**Goal of the exercise**
Whenever the string "name" turns up in a line of the data below, copy that line.

··· Dataset records

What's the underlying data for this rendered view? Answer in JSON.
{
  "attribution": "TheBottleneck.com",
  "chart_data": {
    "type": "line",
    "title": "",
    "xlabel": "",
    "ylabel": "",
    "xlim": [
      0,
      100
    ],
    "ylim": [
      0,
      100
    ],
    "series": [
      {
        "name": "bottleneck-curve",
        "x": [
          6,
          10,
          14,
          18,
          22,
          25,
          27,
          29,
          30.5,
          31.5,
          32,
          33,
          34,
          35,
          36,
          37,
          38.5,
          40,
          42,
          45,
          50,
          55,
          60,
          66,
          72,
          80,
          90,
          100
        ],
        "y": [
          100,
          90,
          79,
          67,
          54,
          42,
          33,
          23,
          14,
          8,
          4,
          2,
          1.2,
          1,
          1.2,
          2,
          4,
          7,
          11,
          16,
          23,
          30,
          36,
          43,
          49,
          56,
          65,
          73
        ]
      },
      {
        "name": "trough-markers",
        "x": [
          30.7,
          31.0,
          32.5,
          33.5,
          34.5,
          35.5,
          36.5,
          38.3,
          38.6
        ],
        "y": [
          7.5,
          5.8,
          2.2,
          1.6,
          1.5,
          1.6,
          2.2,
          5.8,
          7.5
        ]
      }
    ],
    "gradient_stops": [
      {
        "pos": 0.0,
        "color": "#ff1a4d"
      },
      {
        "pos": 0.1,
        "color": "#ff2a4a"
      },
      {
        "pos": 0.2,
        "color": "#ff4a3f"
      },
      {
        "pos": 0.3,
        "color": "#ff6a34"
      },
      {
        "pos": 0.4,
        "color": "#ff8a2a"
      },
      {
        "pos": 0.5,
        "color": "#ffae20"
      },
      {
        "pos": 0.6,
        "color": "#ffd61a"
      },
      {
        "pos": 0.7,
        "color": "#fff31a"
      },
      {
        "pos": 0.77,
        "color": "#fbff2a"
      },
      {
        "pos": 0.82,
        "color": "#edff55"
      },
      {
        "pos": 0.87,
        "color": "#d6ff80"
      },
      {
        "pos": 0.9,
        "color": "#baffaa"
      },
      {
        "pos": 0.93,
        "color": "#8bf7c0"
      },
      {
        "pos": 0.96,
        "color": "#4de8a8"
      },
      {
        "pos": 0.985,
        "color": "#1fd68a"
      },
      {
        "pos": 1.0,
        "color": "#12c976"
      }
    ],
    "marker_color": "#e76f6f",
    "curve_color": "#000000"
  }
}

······

**Answer space**
        "name": "bottleneck-curve",
        "name": "trough-markers",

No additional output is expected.